Compress CPU Usage
Ensure latency to be low enough was not been enough. A bad code can still be infect service and make it more exhausted to do huge amount of request. The next step taken was to reduce CPU load and make it light enough. A simple and fast algorithm may lead your server execute a problem with lower load right?
Eliminate slow function
If slow query can be tricked by adding indexes to database or putting cache before querying, a slow function can be tricked by using better algorithm and seek other better way.
By reading the Golang profiling we knew which slow function to be improved. From the sample profiling, we figured out that a function with RegEx invocation took a toll to CPU. Improving this function can be tricky, either we improve it a bit but still use RegEx or use some other way that has same result.
Either way, a code benchmark is necessary, especially if the designed function will be invoked with a huge amount. Guess what, benchmark feature was ready to use in Golang!
By doing benchmark, we could identify that an revamp function is better or worse from it original. As for example, we could see that from the result, the revamp function is much faster on shorter sentence while much slower on longer sentence. So, the revamp function is cannot be said as better, just partially better since a long sentence is rarely found in Discussion Feature.
Proxy Cache on Web Server
By learning how user behave in using Discussion Feature, we could manage a better solution to fulfill their needs. We will reflect on behavior of Apps User as an example.
It is no wonder that Apps is source of the most of Tokopedia traffic. Since most user will access PDP to check on things they will buy, naturally the Talk request mostly coming from PDP Talk.
We also learn that some request in Discussion Feature was just request on same API and returning same response nearly every time. By knowing so, we implement Proxy Cache on that API, make that request would not even reach our service. Thus, the service will not doing anything for a time being if the similar request made. For backup, we had an cache prepared in if the proxy cache has expired. Further about NGINX Cache can be found here: https://www.nginx.com/blog/nginx-caching-guide/
Less but Powerful Server, is Better
There was one time we had 16 servers run at the same time. We had a problem in maintain the load balance. Some of the server have higher load than the rest. Instead of try to solve the balance of 16 servers, we upgrade 4 of the servers to represent 16 servers. So instead of having for example 16 servers with 1 Core 1 GB RAM, we had 4 servers with 4 Core 8 GB RAM.
This reduced of amount server is beneficial mostly from server’s OS usage. By extra room in CPU, Discussion Feature could handle more request per second. The best part of this change for us is: we don’t have to watch over on 16 servers.

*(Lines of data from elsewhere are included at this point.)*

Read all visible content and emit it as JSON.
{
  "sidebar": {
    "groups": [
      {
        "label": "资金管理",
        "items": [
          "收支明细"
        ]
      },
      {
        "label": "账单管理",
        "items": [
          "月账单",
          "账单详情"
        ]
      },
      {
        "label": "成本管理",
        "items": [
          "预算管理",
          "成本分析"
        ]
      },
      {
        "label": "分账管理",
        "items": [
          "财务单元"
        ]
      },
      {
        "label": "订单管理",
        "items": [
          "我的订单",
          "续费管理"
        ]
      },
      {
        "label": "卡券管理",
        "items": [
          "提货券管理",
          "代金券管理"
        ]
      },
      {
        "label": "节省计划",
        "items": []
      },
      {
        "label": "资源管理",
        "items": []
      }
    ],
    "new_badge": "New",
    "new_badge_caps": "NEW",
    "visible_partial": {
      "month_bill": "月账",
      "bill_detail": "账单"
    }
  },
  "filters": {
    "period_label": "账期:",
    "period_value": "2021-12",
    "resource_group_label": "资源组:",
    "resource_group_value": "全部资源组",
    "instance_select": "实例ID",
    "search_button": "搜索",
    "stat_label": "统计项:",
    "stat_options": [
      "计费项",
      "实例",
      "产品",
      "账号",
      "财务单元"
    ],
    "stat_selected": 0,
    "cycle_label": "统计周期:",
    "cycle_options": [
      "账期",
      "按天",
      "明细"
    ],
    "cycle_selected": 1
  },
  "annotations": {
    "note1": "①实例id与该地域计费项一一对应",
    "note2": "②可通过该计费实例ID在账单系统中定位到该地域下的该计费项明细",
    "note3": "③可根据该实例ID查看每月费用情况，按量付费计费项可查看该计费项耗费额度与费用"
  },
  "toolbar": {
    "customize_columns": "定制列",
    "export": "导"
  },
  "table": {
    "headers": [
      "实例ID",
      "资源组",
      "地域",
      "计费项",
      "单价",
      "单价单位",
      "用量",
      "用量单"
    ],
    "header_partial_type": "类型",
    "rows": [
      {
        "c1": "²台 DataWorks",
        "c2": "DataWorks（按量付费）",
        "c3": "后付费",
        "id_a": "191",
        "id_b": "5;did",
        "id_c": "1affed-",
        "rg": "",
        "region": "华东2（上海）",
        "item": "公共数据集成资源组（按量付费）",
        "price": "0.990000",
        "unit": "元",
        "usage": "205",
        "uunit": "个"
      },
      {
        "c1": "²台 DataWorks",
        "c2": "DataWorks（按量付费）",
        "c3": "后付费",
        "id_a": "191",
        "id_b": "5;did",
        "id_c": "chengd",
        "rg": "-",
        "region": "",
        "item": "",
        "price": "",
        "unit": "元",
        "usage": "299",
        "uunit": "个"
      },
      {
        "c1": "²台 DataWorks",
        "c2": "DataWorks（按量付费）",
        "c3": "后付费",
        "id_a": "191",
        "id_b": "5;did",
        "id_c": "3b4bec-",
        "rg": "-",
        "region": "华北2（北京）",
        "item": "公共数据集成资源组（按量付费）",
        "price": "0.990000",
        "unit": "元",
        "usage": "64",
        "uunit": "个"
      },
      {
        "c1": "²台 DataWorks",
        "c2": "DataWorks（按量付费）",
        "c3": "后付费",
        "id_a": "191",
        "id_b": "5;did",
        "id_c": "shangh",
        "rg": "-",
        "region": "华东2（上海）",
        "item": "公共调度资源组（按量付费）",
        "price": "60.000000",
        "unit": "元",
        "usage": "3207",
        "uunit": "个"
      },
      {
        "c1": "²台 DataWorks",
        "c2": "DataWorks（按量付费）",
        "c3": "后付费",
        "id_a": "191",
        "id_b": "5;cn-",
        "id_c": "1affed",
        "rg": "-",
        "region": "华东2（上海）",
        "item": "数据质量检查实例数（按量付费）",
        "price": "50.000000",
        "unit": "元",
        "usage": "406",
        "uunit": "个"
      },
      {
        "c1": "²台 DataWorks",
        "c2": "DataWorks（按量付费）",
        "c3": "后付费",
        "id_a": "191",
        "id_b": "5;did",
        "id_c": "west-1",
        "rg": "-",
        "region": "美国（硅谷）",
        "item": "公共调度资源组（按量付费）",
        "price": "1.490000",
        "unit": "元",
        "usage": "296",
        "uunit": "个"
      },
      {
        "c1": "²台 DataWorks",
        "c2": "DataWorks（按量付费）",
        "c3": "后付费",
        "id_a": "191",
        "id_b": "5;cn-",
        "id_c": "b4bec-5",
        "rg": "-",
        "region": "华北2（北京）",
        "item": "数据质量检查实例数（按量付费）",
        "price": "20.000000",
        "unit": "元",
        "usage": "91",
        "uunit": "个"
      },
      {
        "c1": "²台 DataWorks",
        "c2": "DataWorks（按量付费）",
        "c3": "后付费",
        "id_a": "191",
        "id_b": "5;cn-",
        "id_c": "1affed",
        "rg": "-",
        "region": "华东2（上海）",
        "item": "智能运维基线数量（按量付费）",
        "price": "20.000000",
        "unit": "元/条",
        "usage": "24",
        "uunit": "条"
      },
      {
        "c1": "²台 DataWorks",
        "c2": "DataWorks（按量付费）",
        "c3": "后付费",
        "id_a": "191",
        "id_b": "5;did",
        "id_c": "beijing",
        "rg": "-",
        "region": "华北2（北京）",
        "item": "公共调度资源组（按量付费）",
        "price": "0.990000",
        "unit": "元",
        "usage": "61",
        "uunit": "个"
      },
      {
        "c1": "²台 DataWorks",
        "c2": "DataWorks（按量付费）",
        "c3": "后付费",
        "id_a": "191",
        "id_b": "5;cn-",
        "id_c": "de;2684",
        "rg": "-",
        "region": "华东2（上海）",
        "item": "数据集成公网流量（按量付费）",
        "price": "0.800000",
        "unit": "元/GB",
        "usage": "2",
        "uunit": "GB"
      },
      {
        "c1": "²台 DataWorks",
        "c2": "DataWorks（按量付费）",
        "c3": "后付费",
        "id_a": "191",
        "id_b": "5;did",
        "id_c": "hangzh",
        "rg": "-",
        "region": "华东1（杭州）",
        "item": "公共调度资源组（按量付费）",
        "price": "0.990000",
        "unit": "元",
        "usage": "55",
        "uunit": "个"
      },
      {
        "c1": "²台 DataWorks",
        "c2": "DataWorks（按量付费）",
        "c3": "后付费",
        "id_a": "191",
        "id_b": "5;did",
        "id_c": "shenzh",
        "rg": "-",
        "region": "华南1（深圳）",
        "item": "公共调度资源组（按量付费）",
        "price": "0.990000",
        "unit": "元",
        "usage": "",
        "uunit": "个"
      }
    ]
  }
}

After months of discussion, lots of changes and improvements, days of load test, we finally reach a moment that we can celebrate on since Discussion Feature achieve some great results in scalability.
First notable result was reflected on the average latency we measured on weekly. It seems we successfully reduce the latency to only 50% from before. This mean, faster complete render Inbox Talk and PDP Talk, and satisfy impatient user on Discussion Feature.
Second notable result, we could reach the ultimate goal 10x traffic at the D-Day, the Big Promo was run. At that time, service was running with increased latency due to rapid access from overexcited buyer. The service had to adapt bit adjustment on NGINX at first incident of increased traffic. Had to admit that it was slower than usual, but still without downtime.
It was a daunting task to scale a service that filled with many legacy code and poorly written logic that slowing down entire API. Not to mention the short time available to do it all. But it was easier when you had the right tool to analyze the root problem of the service.
Options of tools was given to solve the scale challenge. In the end, wechoose to stick on resources we already had and utilized it all at the most optimal usage with morecreativity. Hope you could learn one or two from this scaling experience!